Data about app and page elements:
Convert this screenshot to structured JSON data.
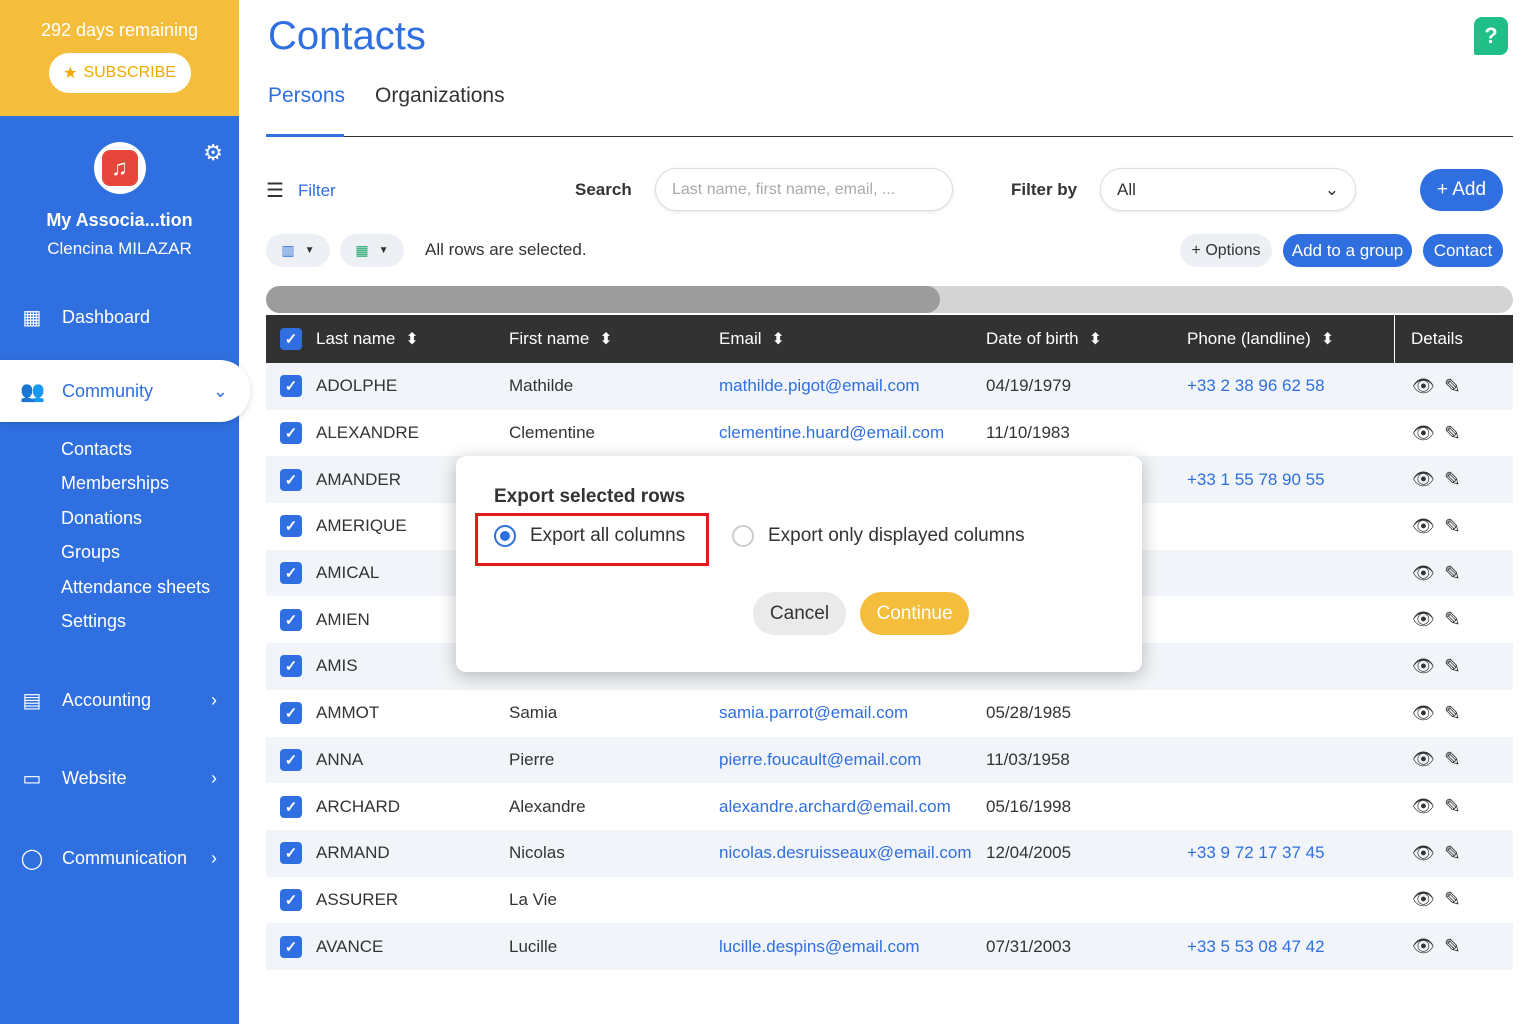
{
  "trial": {
    "days_remaining": "292 days remaining",
    "subscribe_label": "SUBSCRIBE"
  },
  "profile": {
    "org_name": "My Associa...tion",
    "user_name": "Clencina MILAZAR"
  },
  "nav": {
    "dashboard": "Dashboard",
    "community": "Community",
    "community_items": [
      "Contacts",
      "Memberships",
      "Donations",
      "Groups",
      "Attendance sheets",
      "Settings"
    ],
    "accounting": "Accounting",
    "website": "Website",
    "communication": "Communication"
  },
  "page": {
    "title": "Contacts",
    "help": "?"
  },
  "tabs": {
    "persons": "Persons",
    "organizations": "Organizations"
  },
  "toolbar": {
    "filter_label": "Filter",
    "search_label": "Search",
    "search_placeholder": "Last name, first name, email, ...",
    "filterby_label": "Filter by",
    "filterby_value": "All",
    "add_label": "+ Add",
    "selected_text": "All rows are selected.",
    "options_label": "+ Options",
    "add_group_label": "Add to a group",
    "contact_label": "Contact"
  },
  "table": {
    "headers": {
      "last_name": "Last name",
      "first_name": "First name",
      "email": "Email",
      "dob": "Date of birth",
      "phone": "Phone (landline)",
      "details": "Details"
    },
    "rows": [
      {
        "last": "ADOLPHE",
        "first": "Mathilde",
        "email": "mathilde.pigot@email.com",
        "dob": "04/19/1979",
        "phone": "+33 2 38 96 62 58"
      },
      {
        "last": "ALEXANDRE",
        "first": "Clementine",
        "email": "clementine.huard@email.com",
        "dob": "11/10/1983",
        "phone": ""
      },
      {
        "last": "AMANDER",
        "first": "",
        "email": "",
        "dob": "",
        "phone": "+33 1 55 78 90 55"
      },
      {
        "last": "AMERIQUE",
        "first": "",
        "email": "",
        "dob": "",
        "phone": ""
      },
      {
        "last": "AMICAL",
        "first": "",
        "email": "",
        "dob": "",
        "phone": ""
      },
      {
        "last": "AMIEN",
        "first": "",
        "email": "",
        "dob": "",
        "phone": ""
      },
      {
        "last": "AMIS",
        "first": "",
        "email": "",
        "dob": "",
        "phone": ""
      },
      {
        "last": "AMMOT",
        "first": "Samia",
        "email": "samia.parrot@email.com",
        "dob": "05/28/1985",
        "phone": ""
      },
      {
        "last": "ANNA",
        "first": "Pierre",
        "email": "pierre.foucault@email.com",
        "dob": "11/03/1958",
        "phone": ""
      },
      {
        "last": "ARCHARD",
        "first": "Alexandre",
        "email": "alexandre.archard@email.com",
        "dob": "05/16/1998",
        "phone": ""
      },
      {
        "last": "ARMAND",
        "first": "Nicolas",
        "email": "nicolas.desruisseaux@email.com",
        "dob": "12/04/2005",
        "phone": "+33 9 72 17 37 45"
      },
      {
        "last": "ASSURER",
        "first": "La Vie",
        "email": "",
        "dob": "",
        "phone": ""
      },
      {
        "last": "AVANCE",
        "first": "Lucille",
        "email": "lucille.despins@email.com",
        "dob": "07/31/2003",
        "phone": "+33 5 53 08 47 42"
      }
    ]
  },
  "modal": {
    "title": "Export selected rows",
    "option_all": "Export all columns",
    "option_displayed": "Export only displayed columns",
    "selected_option": "all",
    "cancel_label": "Cancel",
    "continue_label": "Continue"
  },
  "colors": {
    "primary": "#2f6fe0",
    "accent": "#f5bd3c",
    "highlight": "#e21b1b",
    "help": "#1fbf87"
  }
}
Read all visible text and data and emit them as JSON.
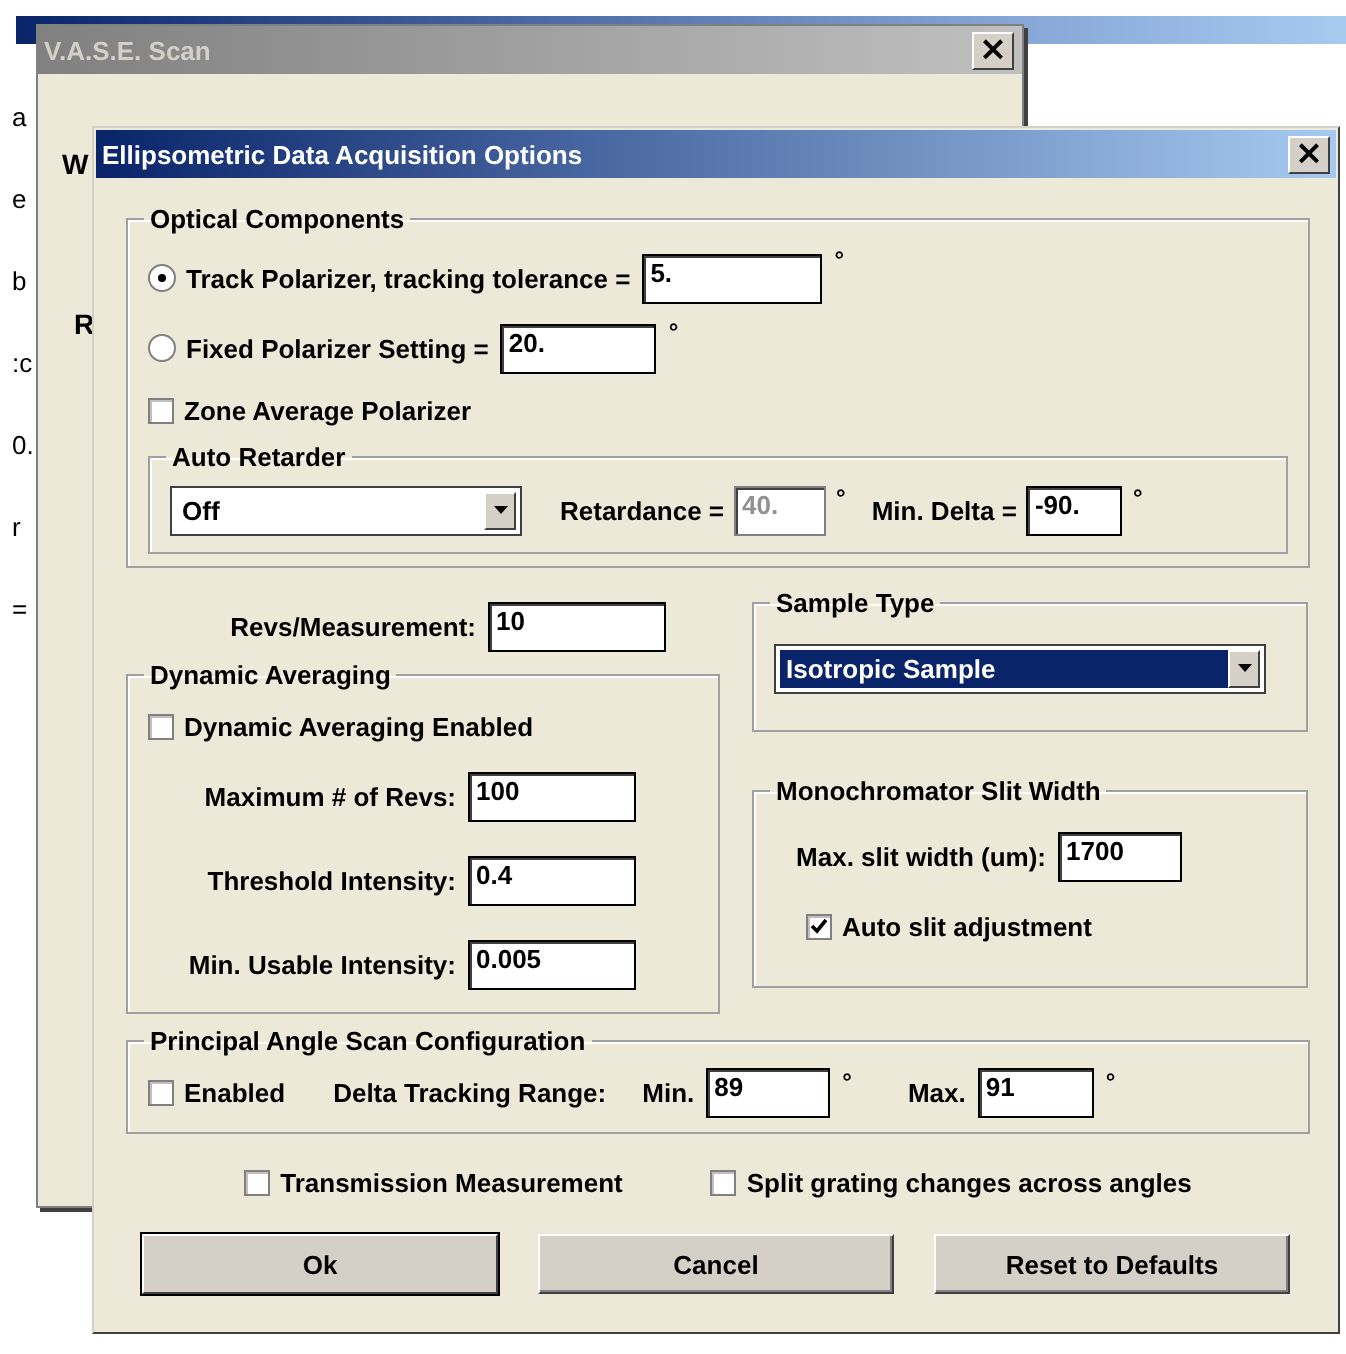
{
  "edge_fragments": [
    "a",
    "e",
    "b",
    ":c",
    "0.",
    "r",
    "="
  ],
  "background_window": {
    "title": "V.A.S.E. Scan",
    "close": "×",
    "fragments": [
      "W",
      "R"
    ]
  },
  "dialog": {
    "title": "Ellipsometric Data Acquisition Options",
    "close": "×",
    "optical_components": {
      "title": "Optical Components",
      "rows": [
        {
          "kind": "radio",
          "label": "Track Polarizer, tracking tolerance =",
          "selected": true,
          "value": "5.",
          "unit": "°"
        },
        {
          "kind": "radio",
          "label": "Fixed Polarizer Setting =",
          "selected": false,
          "value": "20.",
          "unit": "°"
        },
        {
          "kind": "checkbox",
          "label": "Zone Average Polarizer",
          "checked": false
        }
      ],
      "auto_retarder": {
        "title": "Auto Retarder",
        "dropdown": {
          "value": "Off",
          "highlighted": false
        },
        "fields": [
          {
            "label": "Retardance =",
            "value": "40.",
            "unit": "°",
            "disabled": true
          },
          {
            "label": "Min. Delta =",
            "value": "-90.",
            "unit": "°",
            "disabled": false
          }
        ]
      }
    },
    "revs": {
      "label": "Revs/Measurement:",
      "value": "10"
    },
    "dynamic_averaging": {
      "title": "Dynamic Averaging",
      "enabled": {
        "label": "Dynamic Averaging Enabled",
        "checked": false
      },
      "fields": [
        {
          "label": "Maximum # of Revs:",
          "value": "100"
        },
        {
          "label": "Threshold Intensity:",
          "value": "0.4"
        },
        {
          "label": "Min. Usable Intensity:",
          "value": "0.005"
        }
      ]
    },
    "sample_type": {
      "title": "Sample Type",
      "dropdown": {
        "value": "Isotropic Sample",
        "highlighted": true
      }
    },
    "monochromator": {
      "title": "Monochromator Slit Width",
      "field": {
        "label": "Max. slit width (um):",
        "value": "1700"
      },
      "auto": {
        "label": "Auto slit adjustment",
        "checked": true
      }
    },
    "principal_angle": {
      "title": "Principal Angle Scan Configuration",
      "enabled": {
        "label": "Enabled",
        "checked": false
      },
      "range_label": "Delta Tracking Range:",
      "fields": [
        {
          "label": "Min.",
          "value": "89",
          "unit": "°"
        },
        {
          "label": "Max.",
          "value": "91",
          "unit": "°"
        }
      ]
    },
    "options": [
      {
        "label": "Transmission Measurement",
        "checked": false
      },
      {
        "label": "Split grating changes across angles",
        "checked": false
      }
    ],
    "buttons": [
      {
        "label": "Ok",
        "default": true
      },
      {
        "label": "Cancel",
        "default": false
      },
      {
        "label": "Reset to Defaults",
        "default": false
      }
    ]
  }
}
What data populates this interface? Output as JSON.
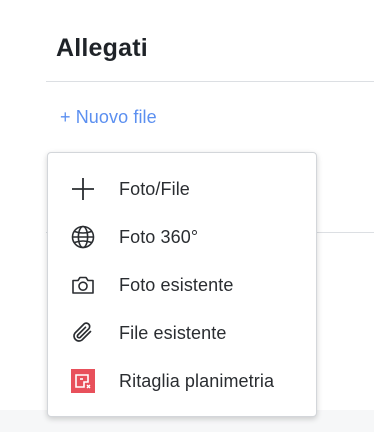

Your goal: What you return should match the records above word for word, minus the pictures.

Response to the task:
Convert this screenshot to structured JSON data.
{
  "trial": {
    "days_remaining": "292 days remaining",
    "subscribe_label": "SUBSCRIBE"
  },
  "profile": {
    "org_name": "My Associa...tion",
    "user_name": "Clencina MILAZAR"
  },
  "nav": {
    "dashboard": "Dashboard",
    "community": "Community",
    "community_items": [
      "Contacts",
      "Memberships",
      "Donations",
      "Groups",
      "Attendance sheets",
      "Settings"
    ],
    "accounting": "Accounting",
    "website": "Website",
    "communication": "Communication"
  },
  "page": {
    "title": "Contacts",
    "help": "?"
  },
  "tabs": {
    "persons": "Persons",
    "organizations": "Organizations"
  },
  "toolbar": {
    "filter_label": "Filter",
    "search_label": "Search",
    "search_placeholder": "Last name, first name, email, ...",
    "filterby_label": "Filter by",
    "filterby_value": "All",
    "add_label": "+ Add",
    "selected_text": "All rows are selected.",
    "options_label": "+ Options",
    "add_group_label": "Add to a group",
    "contact_label": "Contact"
  },
  "table": {
    "headers": {
      "last_name": "Last name",
      "first_name": "First name",
      "email": "Email",
      "dob": "Date of birth",
      "phone": "Phone (landline)",
      "details": "Details"
    },
    "rows": [
      {
        "last": "ADOLPHE",
        "first": "Mathilde",
        "email": "mathilde.pigot@email.com",
        "dob": "04/19/1979",
        "phone": "+33 2 38 96 62 58"
      },
      {
        "last": "ALEXANDRE",
        "first": "Clementine",
        "email": "clementine.huard@email.com",
        "dob": "11/10/1983",
        "phone": ""
      },
      {
        "last": "AMANDER",
        "first": "",
        "email": "",
        "dob": "",
        "phone": "+33 1 55 78 90 55"
      },
      {
        "last": "AMERIQUE",
        "first": "",
        "email": "",
        "dob": "",
        "phone": ""
      },
      {
        "last": "AMICAL",
        "first": "",
        "email": "",
        "dob": "",
        "phone": ""
      },
      {
        "last": "AMIEN",
        "first": "",
        "email": "",
        "dob": "",
        "phone": ""
      },
      {
        "last": "AMIS",
        "first": "",
        "email": "",
        "dob": "",
        "phone": ""
      },
      {
        "last": "AMMOT",
        "first": "Samia",
        "email": "samia.parrot@email.com",
        "dob": "05/28/1985",
        "phone": ""
      },
      {
        "last": "ANNA",
        "first": "Pierre",
        "email": "pierre.foucault@email.com",
        "dob": "11/03/1958",
        "phone": ""
      },
      {
        "last": "ARCHARD",
        "first": "Alexandre",
        "email": "alexandre.archard@email.com",
        "dob": "05/16/1998",
        "phone": ""
      },
      {
        "last": "ARMAND",
        "first": "Nicolas",
        "email": "nicolas.desruisseaux@email.com",
        "dob": "12/04/2005",
        "phone": "+33 9 72 17 37 45"
      },
      {
        "last": "ASSURER",
        "first": "La Vie",
        "email": "",
        "dob": "",
        "phone": ""
      },
      {
        "last": "AVANCE",
        "first": "Lucille",
        "email": "lucille.despins@email.com",
        "dob": "07/31/2003",
        "phone": "+33 5 53 08 47 42"
      }
    ]
  },
  "modal": {
    "title": "Export selected rows",
    "option_all": "Export all columns",
    "option_displayed": "Export only displayed columns",
    "selected_option": "all",
    "cancel_label": "Cancel",
    "continue_label": "Continue"
  },
  "colors": {
    "primary": "#2f6fe0",
    "accent": "#f5bd3c",
    "highlight": "#e21b1b",
    "help": "#1fbf87"
  }
}
Read all visible text and data and emit them as JSON.
{
  "edge_fragments": [
    "a",
    "e",
    "b",
    ":c",
    "0.",
    "r",
    "="
  ],
  "background_window": {
    "title": "V.A.S.E. Scan",
    "close": "×",
    "fragments": [
      "W",
      "R"
    ]
  },
  "dialog": {
    "title": "Ellipsometric Data Acquisition Options",
    "close": "×",
    "optical_components": {
      "title": "Optical Components",
      "rows": [
        {
          "kind": "radio",
          "label": "Track Polarizer, tracking tolerance =",
          "selected": true,
          "value": "5.",
          "unit": "°"
        },
        {
          "kind": "radio",
          "label": "Fixed Polarizer Setting =",
          "selected": false,
          "value": "20.",
          "unit": "°"
        },
        {
          "kind": "checkbox",
          "label": "Zone Average Polarizer",
          "checked": false
        }
      ],
      "auto_retarder": {
        "title": "Auto Retarder",
        "dropdown": {
          "value": "Off",
          "highlighted": false
        },
        "fields": [
          {
            "label": "Retardance =",
            "value": "40.",
            "unit": "°",
            "disabled": true
          },
          {
            "label": "Min. Delta =",
            "value": "-90.",
            "unit": "°",
            "disabled": false
          }
        ]
      }
    },
    "revs": {
      "label": "Revs/Measurement:",
      "value": "10"
    },
    "dynamic_averaging": {
      "title": "Dynamic Averaging",
      "enabled": {
        "label": "Dynamic Averaging Enabled",
        "checked": false
      },
      "fields": [
        {
          "label": "Maximum # of Revs:",
          "value": "100"
        },
        {
          "label": "Threshold Intensity:",
          "value": "0.4"
        },
        {
          "label": "Min. Usable Intensity:",
          "value": "0.005"
        }
      ]
    },
    "sample_type": {
      "title": "Sample Type",
      "dropdown": {
        "value": "Isotropic Sample",
        "highlighted": true
      }
    },
    "monochromator": {
      "title": "Monochromator Slit Width",
      "field": {
        "label": "Max. slit width (um):",
        "value": "1700"
      },
      "auto": {
        "label": "Auto slit adjustment",
        "checked": true
      }
    },
    "principal_angle": {
      "title": "Principal Angle Scan Configuration",
      "enabled": {
        "label": "Enabled",
        "checked": false
      },
      "range_label": "Delta Tracking Range:",
      "fields": [
        {
          "label": "Min.",
          "value": "89",
          "unit": "°"
        },
        {
          "label": "Max.",
          "value": "91",
          "unit": "°"
        }
      ]
    },
    "options": [
      {
        "label": "Transmission Measurement",
        "checked": false
      },
      {
        "label": "Split grating changes across angles",
        "checked": false
      }
    ],
    "buttons": [
      {
        "label": "Ok",
        "default": true
      },
      {
        "label": "Cancel",
        "default": false
      },
      {
        "label": "Reset to Defaults",
        "default": false
      }
    ]
  }
}
What data populates this interface? Output as JSON.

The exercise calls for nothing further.